---------- Provided data

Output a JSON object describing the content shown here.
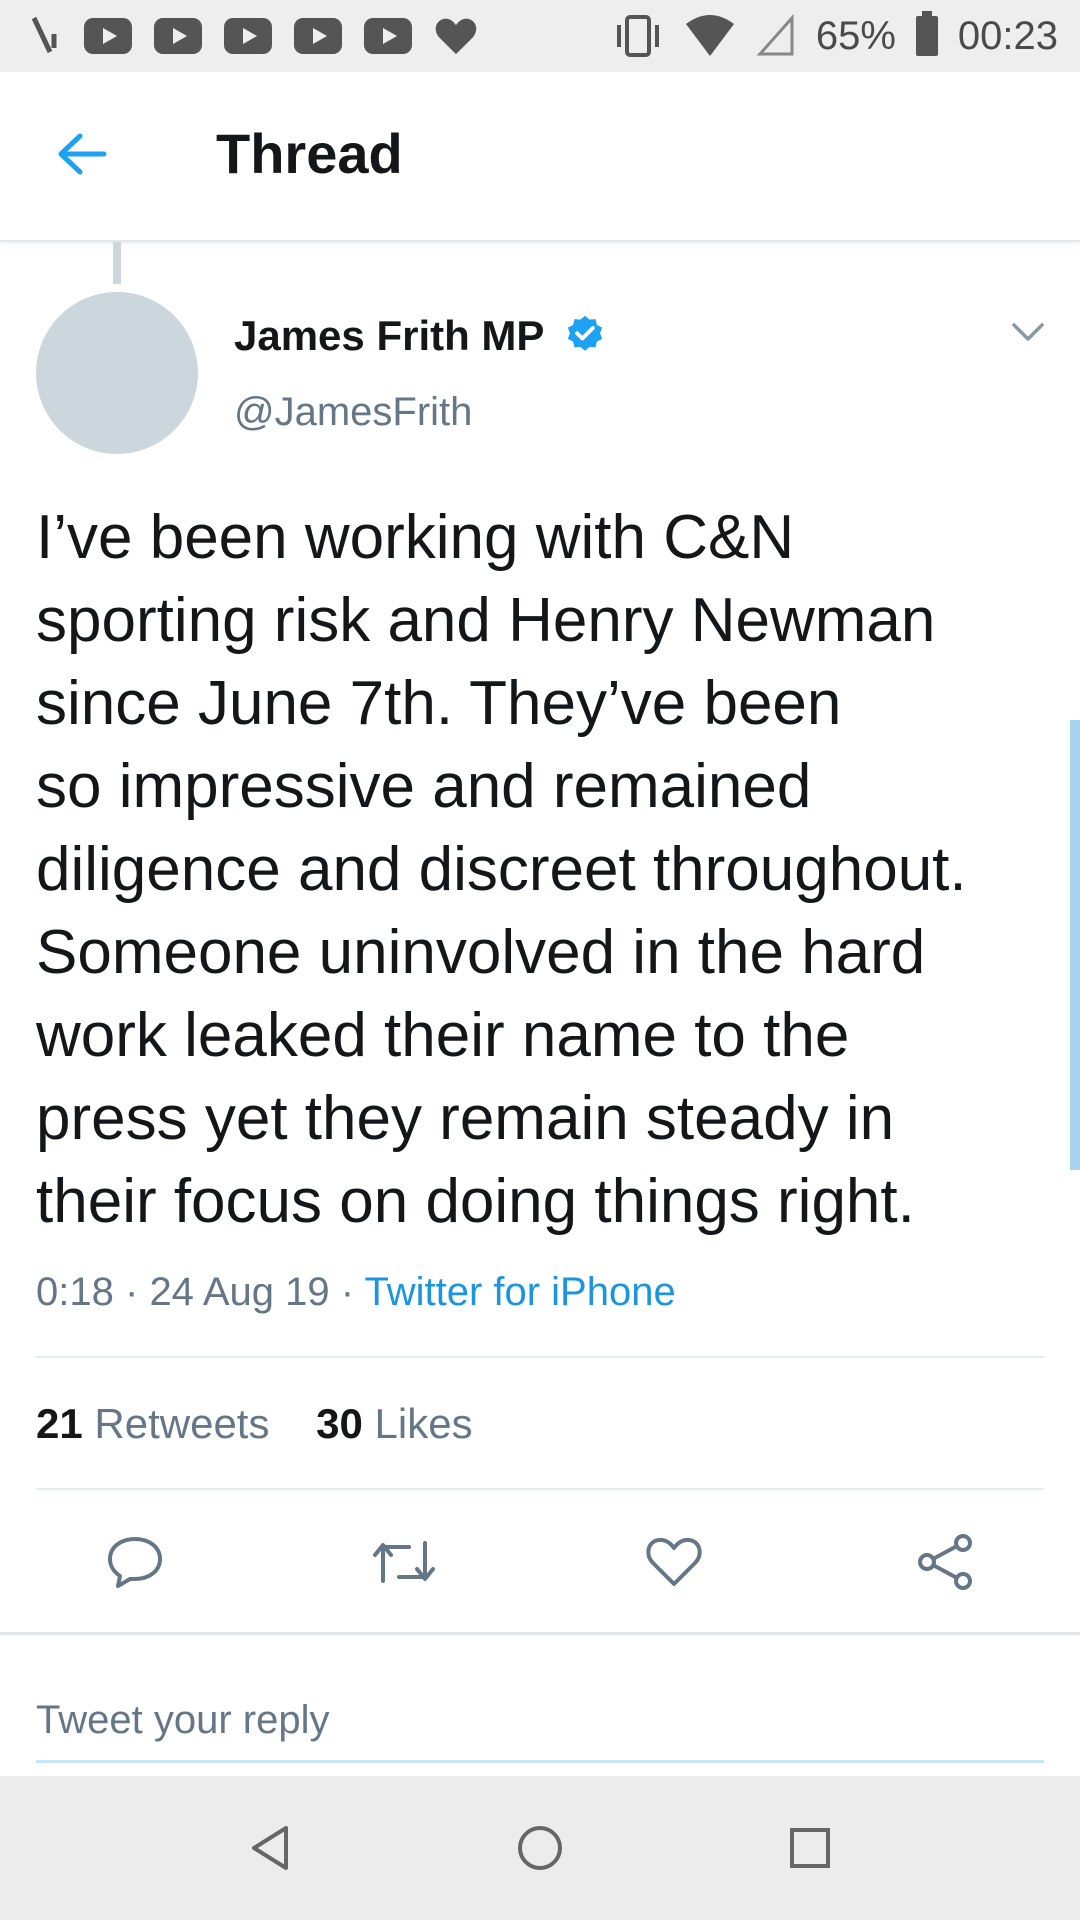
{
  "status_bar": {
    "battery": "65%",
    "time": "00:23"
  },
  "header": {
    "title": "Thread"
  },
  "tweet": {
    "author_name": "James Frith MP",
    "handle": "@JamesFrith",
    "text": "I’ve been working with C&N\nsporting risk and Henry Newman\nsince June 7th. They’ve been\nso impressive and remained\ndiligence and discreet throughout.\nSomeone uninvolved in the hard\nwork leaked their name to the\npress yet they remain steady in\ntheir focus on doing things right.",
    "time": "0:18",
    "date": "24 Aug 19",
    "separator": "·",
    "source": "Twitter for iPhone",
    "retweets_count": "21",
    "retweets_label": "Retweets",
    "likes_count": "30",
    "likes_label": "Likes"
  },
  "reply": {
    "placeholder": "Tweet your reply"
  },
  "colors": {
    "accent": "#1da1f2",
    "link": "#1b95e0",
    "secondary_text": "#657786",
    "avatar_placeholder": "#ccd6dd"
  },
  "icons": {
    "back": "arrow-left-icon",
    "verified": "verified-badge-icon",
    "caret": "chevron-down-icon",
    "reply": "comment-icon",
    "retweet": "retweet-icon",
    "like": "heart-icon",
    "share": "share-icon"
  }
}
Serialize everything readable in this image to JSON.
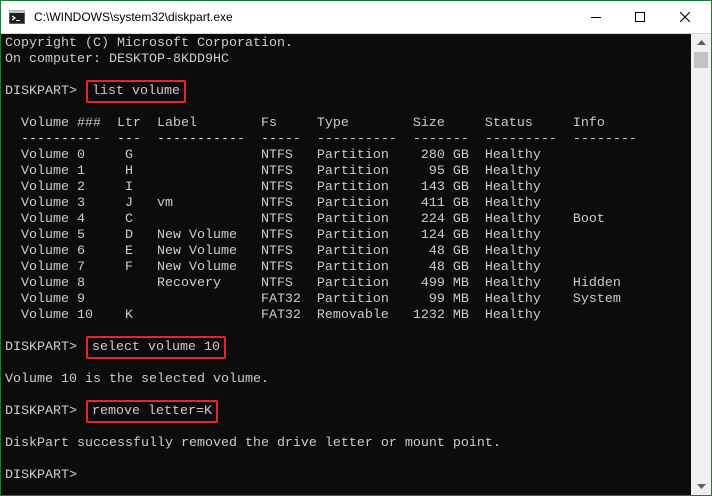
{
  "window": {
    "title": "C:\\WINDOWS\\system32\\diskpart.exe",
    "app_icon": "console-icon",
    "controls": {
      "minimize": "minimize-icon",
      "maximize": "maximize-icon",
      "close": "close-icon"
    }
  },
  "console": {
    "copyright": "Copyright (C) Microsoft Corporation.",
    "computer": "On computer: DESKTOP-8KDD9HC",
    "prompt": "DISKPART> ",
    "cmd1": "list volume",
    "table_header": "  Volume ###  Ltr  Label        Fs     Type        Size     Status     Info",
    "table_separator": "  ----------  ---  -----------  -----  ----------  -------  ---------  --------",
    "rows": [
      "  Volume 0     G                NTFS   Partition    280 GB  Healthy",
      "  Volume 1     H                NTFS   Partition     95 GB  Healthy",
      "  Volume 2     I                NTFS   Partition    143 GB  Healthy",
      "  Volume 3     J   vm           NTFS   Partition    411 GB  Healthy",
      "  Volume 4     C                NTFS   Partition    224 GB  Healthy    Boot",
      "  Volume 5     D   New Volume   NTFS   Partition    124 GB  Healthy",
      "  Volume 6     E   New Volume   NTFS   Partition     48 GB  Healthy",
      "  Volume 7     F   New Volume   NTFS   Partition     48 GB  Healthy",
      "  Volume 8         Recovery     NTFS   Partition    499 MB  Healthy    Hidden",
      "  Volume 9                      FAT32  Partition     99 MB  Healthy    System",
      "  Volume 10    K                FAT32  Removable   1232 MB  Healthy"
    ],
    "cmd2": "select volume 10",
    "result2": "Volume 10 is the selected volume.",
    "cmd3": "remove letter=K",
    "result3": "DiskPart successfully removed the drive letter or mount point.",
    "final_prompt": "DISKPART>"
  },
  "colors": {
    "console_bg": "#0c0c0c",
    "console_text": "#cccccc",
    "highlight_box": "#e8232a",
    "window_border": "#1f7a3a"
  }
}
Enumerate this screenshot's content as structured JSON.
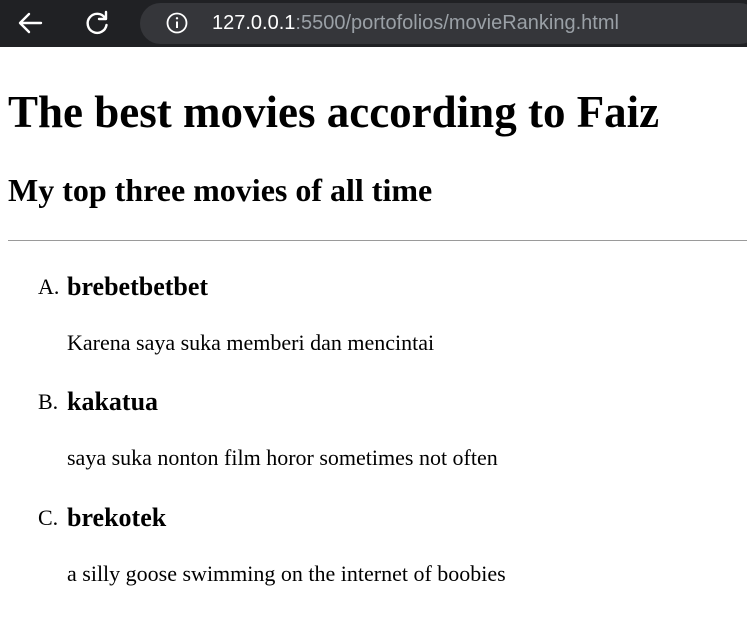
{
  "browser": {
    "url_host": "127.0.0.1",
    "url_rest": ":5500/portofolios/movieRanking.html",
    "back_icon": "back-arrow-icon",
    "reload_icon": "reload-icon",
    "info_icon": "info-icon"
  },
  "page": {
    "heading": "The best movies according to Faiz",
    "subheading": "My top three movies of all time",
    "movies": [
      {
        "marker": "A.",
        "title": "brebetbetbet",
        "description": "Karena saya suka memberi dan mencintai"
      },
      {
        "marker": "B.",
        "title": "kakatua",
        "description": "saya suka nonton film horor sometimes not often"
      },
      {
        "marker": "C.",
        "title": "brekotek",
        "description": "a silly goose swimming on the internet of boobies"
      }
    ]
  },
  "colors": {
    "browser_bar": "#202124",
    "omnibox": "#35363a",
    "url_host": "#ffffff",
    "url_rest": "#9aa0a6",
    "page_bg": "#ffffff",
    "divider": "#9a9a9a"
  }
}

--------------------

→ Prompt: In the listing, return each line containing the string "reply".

→ Solution:
  "reply": {
    "placeholder": "Tweet your reply"
    "reply": "comment-icon",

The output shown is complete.